*** PROVIDED DATA ***

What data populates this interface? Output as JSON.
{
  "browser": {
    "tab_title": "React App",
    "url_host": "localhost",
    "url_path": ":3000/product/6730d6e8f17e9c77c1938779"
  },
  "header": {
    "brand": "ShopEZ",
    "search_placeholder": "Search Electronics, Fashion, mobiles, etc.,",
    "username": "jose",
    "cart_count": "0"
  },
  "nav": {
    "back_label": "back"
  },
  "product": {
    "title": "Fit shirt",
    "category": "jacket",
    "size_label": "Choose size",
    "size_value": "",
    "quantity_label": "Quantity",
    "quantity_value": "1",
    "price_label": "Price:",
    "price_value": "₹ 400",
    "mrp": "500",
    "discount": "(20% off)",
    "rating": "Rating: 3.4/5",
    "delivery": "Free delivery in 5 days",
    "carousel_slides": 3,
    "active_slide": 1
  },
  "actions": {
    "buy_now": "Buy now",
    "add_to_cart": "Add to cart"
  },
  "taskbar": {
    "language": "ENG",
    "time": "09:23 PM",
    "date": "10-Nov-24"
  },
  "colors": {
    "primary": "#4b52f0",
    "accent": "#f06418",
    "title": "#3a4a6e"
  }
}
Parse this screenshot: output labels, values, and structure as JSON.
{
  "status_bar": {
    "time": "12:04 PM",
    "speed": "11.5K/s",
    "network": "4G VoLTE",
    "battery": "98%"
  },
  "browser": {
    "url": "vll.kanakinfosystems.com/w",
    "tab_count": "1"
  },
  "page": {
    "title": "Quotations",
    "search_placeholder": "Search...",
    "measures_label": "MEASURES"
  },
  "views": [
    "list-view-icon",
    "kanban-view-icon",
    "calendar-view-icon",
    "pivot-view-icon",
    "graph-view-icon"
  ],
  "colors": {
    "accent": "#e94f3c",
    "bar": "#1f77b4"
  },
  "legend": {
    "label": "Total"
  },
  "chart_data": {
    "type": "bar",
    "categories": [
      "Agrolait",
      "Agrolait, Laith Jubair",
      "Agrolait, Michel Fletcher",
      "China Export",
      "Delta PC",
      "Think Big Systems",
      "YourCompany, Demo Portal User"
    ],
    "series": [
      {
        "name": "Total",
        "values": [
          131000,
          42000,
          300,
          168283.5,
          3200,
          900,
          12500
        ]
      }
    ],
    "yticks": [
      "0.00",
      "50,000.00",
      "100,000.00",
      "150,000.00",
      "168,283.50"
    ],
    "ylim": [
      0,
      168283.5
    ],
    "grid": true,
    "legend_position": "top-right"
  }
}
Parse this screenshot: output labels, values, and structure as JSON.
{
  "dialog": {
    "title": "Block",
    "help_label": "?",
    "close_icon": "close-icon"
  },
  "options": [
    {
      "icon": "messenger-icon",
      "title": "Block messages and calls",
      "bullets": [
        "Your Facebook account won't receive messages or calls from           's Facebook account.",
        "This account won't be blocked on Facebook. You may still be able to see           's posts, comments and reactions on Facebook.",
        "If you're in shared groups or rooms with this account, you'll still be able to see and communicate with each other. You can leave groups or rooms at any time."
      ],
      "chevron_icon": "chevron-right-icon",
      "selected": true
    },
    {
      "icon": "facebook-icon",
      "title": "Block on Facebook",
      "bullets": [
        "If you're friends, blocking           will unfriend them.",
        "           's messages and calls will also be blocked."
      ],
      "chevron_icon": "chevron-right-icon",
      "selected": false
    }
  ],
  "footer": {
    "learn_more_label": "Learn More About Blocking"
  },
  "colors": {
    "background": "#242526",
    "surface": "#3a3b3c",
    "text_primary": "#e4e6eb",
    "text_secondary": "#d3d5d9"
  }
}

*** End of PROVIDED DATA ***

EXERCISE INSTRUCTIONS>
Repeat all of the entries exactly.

ANSWER SPACE>
What data populates this interface? Output as JSON.
{
  "browser": {
    "tab_title": "React App",
    "url_host": "localhost",
    "url_path": ":3000/product/6730d6e8f17e9c77c1938779"
  },
  "header": {
    "brand": "ShopEZ",
    "search_placeholder": "Search Electronics, Fashion, mobiles, etc.,",
    "username": "jose",
    "cart_count": "0"
  },
  "nav": {
    "back_label": "back"
  },
  "product": {
    "title": "Fit shirt",
    "category": "jacket",
    "size_label": "Choose size",
    "size_value": "",
    "quantity_label": "Quantity",
    "quantity_value": "1",
    "price_label": "Price:",
    "price_value": "₹ 400",
    "mrp": "500",
    "discount": "(20% off)",
    "rating": "Rating: 3.4/5",
    "delivery": "Free delivery in 5 days",
    "carousel_slides": 3,
    "active_slide": 1
  },
  "actions": {
    "buy_now": "Buy now",
    "add_to_cart": "Add to cart"
  },
  "taskbar": {
    "language": "ENG",
    "time": "09:23 PM",
    "date": "10-Nov-24"
  },
  "colors": {
    "primary": "#4b52f0",
    "accent": "#f06418",
    "title": "#3a4a6e"
  }
}
Parse this screenshot: output labels, values, and structure as JSON.
{
  "status_bar": {
    "time": "12:04 PM",
    "speed": "11.5K/s",
    "network": "4G VoLTE",
    "battery": "98%"
  },
  "browser": {
    "url": "vll.kanakinfosystems.com/w",
    "tab_count": "1"
  },
  "page": {
    "title": "Quotations",
    "search_placeholder": "Search...",
    "measures_label": "MEASURES"
  },
  "views": [
    "list-view-icon",
    "kanban-view-icon",
    "calendar-view-icon",
    "pivot-view-icon",
    "graph-view-icon"
  ],
  "colors": {
    "accent": "#e94f3c",
    "bar": "#1f77b4"
  },
  "legend": {
    "label": "Total"
  },
  "chart_data": {
    "type": "bar",
    "categories": [
      "Agrolait",
      "Agrolait, Laith Jubair",
      "Agrolait, Michel Fletcher",
      "China Export",
      "Delta PC",
      "Think Big Systems",
      "YourCompany, Demo Portal User"
    ],
    "series": [
      {
        "name": "Total",
        "values": [
          131000,
          42000,
          300,
          168283.5,
          3200,
          900,
          12500
        ]
      }
    ],
    "yticks": [
      "0.00",
      "50,000.00",
      "100,000.00",
      "150,000.00",
      "168,283.50"
    ],
    "ylim": [
      0,
      168283.5
    ],
    "grid": true,
    "legend_position": "top-right"
  }
}
Parse this screenshot: output labels, values, and structure as JSON.
{
  "dialog": {
    "title": "Block",
    "help_label": "?",
    "close_icon": "close-icon"
  },
  "options": [
    {
      "icon": "messenger-icon",
      "title": "Block messages and calls",
      "bullets": [
        "Your Facebook account won't receive messages or calls from           's Facebook account.",
        "This account won't be blocked on Facebook. You may still be able to see           's posts, comments and reactions on Facebook.",
        "If you're in shared groups or rooms with this account, you'll still be able to see and communicate with each other. You can leave groups or rooms at any time."
      ],
      "chevron_icon": "chevron-right-icon",
      "selected": true
    },
    {
      "icon": "facebook-icon",
      "title": "Block on Facebook",
      "bullets": [
        "If you're friends, blocking           will unfriend them.",
        "           's messages and calls will also be blocked."
      ],
      "chevron_icon": "chevron-right-icon",
      "selected": false
    }
  ],
  "footer": {
    "learn_more_label": "Learn More About Blocking"
  },
  "colors": {
    "background": "#242526",
    "surface": "#3a3b3c",
    "text_primary": "#e4e6eb",
    "text_secondary": "#d3d5d9"
  }
}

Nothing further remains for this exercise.